#### [Provided material]

Start of Block

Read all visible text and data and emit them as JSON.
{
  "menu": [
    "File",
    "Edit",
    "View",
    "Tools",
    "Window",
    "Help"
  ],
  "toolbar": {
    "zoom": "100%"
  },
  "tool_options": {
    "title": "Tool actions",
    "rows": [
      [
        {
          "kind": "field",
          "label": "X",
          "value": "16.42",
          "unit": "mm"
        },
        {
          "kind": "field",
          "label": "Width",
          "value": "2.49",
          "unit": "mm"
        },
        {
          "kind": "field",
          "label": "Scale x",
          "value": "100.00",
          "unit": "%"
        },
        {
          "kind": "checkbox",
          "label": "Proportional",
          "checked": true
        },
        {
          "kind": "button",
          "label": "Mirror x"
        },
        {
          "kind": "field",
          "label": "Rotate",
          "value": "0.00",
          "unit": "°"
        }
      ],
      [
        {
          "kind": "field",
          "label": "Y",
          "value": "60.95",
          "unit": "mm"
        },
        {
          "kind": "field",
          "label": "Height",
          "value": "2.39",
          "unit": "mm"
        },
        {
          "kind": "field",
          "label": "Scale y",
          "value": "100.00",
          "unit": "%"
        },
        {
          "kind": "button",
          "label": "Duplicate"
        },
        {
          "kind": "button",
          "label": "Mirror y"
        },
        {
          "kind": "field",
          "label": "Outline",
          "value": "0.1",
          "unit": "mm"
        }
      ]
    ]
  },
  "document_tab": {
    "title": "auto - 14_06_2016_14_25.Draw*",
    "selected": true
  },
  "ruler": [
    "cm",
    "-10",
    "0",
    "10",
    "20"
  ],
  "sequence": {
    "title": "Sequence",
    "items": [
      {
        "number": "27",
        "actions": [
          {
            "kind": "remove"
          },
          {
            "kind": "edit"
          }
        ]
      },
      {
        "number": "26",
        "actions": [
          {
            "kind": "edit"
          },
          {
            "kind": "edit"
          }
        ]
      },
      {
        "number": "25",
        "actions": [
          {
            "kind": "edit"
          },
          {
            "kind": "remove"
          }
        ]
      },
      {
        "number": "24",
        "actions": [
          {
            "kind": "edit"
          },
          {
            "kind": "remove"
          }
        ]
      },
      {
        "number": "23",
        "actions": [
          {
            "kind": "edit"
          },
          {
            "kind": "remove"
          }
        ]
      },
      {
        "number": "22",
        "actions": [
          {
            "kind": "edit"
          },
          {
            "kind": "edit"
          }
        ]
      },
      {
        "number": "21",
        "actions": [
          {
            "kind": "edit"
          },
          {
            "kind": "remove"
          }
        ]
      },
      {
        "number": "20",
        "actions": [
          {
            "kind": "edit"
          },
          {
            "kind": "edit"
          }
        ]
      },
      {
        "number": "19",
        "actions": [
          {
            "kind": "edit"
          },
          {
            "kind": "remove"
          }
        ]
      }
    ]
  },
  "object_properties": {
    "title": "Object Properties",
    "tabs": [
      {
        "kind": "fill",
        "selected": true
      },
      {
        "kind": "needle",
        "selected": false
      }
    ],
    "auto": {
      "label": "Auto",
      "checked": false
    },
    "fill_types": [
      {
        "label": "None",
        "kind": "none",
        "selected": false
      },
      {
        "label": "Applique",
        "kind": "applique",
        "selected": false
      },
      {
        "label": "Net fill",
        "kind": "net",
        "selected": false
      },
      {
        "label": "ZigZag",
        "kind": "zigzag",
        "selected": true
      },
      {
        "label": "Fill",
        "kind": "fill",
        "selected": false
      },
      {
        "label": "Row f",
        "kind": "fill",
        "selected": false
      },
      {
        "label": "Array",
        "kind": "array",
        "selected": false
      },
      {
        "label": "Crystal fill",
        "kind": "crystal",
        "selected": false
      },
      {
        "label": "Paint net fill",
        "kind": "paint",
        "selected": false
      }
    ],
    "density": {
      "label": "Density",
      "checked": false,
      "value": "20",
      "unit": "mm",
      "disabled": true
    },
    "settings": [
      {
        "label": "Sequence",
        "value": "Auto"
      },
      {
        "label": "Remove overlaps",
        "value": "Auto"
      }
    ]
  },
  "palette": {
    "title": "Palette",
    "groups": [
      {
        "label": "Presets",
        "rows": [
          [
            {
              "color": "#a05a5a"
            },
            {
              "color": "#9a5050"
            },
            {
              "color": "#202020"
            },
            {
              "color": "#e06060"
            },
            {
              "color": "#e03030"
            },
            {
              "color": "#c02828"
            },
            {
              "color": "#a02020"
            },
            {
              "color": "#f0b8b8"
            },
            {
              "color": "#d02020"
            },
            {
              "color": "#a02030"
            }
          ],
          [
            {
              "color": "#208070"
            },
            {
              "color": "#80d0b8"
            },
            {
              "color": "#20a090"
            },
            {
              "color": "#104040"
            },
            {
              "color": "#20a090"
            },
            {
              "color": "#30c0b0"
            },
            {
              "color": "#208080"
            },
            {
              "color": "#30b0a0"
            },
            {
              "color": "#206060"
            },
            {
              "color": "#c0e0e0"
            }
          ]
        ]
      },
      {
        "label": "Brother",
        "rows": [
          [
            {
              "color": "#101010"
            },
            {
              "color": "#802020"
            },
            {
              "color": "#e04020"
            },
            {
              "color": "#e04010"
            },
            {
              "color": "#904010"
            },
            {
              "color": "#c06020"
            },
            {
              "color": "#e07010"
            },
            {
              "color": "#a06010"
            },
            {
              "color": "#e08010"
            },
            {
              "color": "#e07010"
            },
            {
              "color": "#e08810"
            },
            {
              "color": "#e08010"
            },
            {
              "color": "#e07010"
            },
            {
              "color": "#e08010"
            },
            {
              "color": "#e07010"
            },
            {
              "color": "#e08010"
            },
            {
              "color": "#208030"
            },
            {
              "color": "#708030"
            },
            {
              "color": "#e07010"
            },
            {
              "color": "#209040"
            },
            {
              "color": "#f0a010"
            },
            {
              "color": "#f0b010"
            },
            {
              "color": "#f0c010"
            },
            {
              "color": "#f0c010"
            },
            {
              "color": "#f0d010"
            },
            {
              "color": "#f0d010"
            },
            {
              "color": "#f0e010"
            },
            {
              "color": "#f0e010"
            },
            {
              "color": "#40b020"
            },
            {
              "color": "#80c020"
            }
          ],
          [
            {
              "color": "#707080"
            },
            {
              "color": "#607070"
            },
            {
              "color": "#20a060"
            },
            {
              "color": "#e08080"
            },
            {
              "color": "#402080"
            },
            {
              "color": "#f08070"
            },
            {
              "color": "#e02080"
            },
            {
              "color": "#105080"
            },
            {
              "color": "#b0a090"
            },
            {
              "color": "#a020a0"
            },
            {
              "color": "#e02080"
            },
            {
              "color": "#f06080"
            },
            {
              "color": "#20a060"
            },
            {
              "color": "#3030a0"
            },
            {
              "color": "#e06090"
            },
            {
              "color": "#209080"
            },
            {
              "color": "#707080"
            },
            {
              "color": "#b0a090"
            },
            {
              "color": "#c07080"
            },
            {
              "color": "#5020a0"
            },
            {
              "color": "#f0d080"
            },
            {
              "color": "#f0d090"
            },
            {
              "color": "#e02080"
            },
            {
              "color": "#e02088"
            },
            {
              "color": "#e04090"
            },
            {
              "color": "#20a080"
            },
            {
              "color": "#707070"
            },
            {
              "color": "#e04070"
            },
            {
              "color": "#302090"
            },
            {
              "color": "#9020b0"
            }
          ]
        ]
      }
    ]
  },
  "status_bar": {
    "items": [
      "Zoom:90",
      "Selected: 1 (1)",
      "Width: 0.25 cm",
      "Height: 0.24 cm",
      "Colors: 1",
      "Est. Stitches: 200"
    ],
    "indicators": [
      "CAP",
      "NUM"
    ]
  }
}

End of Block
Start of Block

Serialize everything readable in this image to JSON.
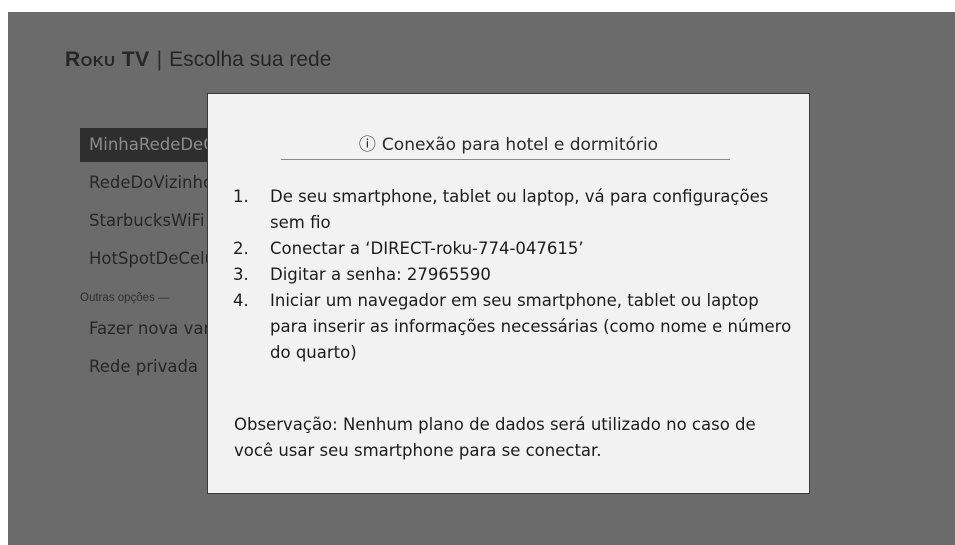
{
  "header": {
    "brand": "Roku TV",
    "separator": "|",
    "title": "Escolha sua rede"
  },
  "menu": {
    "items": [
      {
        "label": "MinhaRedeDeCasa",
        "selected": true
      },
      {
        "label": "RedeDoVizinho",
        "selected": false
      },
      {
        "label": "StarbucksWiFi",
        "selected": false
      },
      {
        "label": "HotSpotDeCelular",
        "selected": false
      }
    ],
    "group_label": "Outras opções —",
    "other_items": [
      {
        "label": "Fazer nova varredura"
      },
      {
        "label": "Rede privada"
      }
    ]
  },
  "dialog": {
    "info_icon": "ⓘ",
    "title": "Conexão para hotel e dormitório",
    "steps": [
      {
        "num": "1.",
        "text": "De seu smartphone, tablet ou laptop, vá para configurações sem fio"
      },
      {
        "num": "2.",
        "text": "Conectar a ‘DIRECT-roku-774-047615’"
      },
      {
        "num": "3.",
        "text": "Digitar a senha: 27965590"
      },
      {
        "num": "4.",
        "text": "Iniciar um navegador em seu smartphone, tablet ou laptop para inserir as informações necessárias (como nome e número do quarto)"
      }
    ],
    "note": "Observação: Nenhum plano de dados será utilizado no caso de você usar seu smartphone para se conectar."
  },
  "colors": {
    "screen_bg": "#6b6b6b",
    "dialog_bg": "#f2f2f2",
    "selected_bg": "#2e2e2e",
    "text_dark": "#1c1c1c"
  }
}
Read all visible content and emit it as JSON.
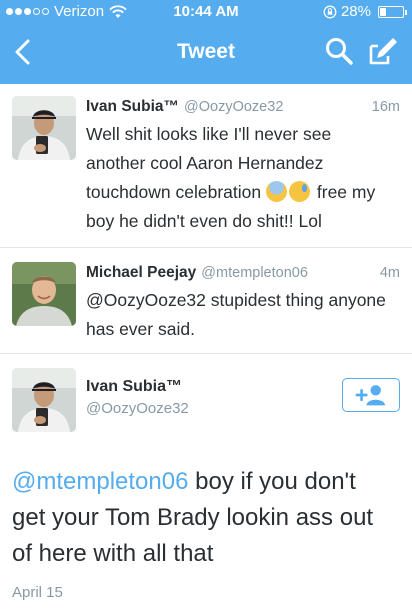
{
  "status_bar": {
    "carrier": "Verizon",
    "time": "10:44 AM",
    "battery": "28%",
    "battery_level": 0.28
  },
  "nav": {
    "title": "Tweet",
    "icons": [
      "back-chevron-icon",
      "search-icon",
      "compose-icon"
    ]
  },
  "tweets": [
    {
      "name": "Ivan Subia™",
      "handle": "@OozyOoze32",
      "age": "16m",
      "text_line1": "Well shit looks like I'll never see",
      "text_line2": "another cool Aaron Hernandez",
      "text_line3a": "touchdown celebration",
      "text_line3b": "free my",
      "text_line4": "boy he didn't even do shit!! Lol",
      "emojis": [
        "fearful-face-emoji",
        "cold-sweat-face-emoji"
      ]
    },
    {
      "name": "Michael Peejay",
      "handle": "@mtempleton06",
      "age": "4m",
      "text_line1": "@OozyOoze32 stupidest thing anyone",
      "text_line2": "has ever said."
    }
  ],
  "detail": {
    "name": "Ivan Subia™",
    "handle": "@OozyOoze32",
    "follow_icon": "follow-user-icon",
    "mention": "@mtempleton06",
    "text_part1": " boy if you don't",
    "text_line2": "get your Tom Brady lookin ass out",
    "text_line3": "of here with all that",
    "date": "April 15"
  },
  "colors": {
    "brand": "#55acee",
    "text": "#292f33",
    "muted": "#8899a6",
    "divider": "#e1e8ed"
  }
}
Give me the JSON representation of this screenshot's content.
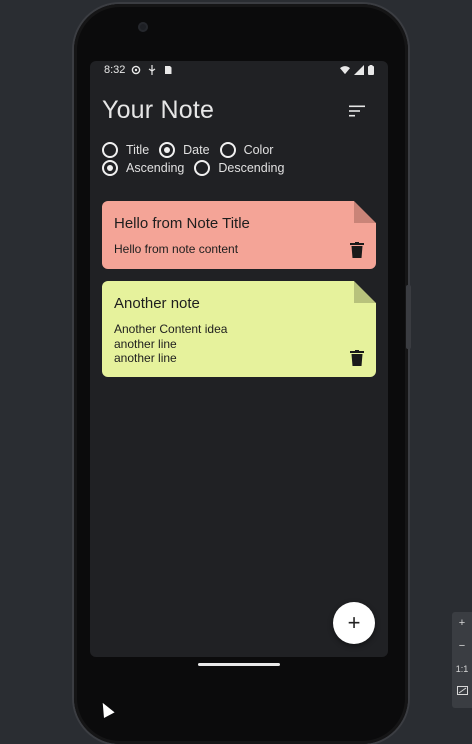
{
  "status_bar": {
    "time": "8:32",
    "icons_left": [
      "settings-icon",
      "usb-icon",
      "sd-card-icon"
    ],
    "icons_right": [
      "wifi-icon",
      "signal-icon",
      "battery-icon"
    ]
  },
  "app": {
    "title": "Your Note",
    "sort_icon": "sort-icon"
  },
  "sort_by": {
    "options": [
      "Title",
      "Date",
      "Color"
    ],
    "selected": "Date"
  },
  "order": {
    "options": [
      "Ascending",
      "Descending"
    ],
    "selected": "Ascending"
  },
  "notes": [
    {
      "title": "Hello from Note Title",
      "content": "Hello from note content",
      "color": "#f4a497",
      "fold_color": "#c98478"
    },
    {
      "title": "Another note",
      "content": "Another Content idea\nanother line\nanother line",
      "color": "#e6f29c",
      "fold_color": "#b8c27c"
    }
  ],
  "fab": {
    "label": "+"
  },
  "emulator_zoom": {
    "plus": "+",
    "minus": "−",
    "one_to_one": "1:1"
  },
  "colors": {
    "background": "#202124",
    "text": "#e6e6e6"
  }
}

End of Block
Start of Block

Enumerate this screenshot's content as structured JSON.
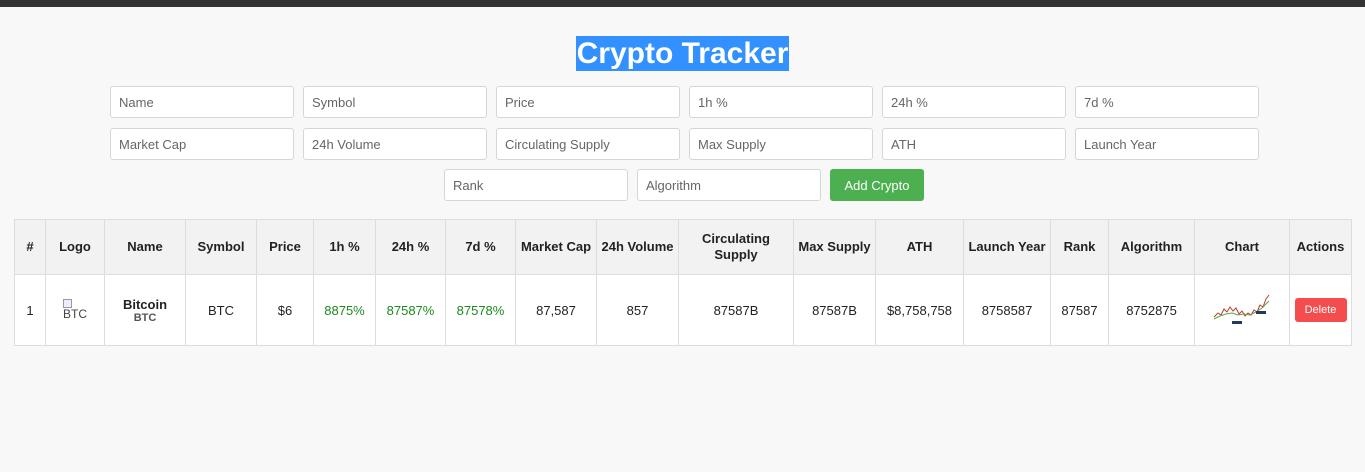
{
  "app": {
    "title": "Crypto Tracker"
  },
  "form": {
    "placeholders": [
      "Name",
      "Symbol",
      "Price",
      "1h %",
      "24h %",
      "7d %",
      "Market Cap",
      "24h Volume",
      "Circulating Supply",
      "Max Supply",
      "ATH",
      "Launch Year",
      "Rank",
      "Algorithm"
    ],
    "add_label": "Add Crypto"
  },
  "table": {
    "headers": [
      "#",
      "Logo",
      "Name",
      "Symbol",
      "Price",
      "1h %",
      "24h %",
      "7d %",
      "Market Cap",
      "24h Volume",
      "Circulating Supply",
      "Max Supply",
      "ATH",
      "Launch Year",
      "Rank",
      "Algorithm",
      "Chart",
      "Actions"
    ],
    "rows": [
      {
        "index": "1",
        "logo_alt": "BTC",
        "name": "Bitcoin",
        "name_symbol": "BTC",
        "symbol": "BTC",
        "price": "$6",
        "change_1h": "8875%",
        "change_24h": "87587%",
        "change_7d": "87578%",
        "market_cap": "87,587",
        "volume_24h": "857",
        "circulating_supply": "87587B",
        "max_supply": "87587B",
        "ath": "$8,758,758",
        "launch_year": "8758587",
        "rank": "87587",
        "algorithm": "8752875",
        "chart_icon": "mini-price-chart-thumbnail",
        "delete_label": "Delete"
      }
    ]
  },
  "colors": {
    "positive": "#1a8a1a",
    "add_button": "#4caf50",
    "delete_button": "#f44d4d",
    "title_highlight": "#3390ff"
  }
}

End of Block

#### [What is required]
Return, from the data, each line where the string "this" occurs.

#### [Problem solution]
Serialize everything readable in this image to JSON.
Give me the JSON representation of this screenshot's content.
Enumerate this screenshot's content as structured JSON.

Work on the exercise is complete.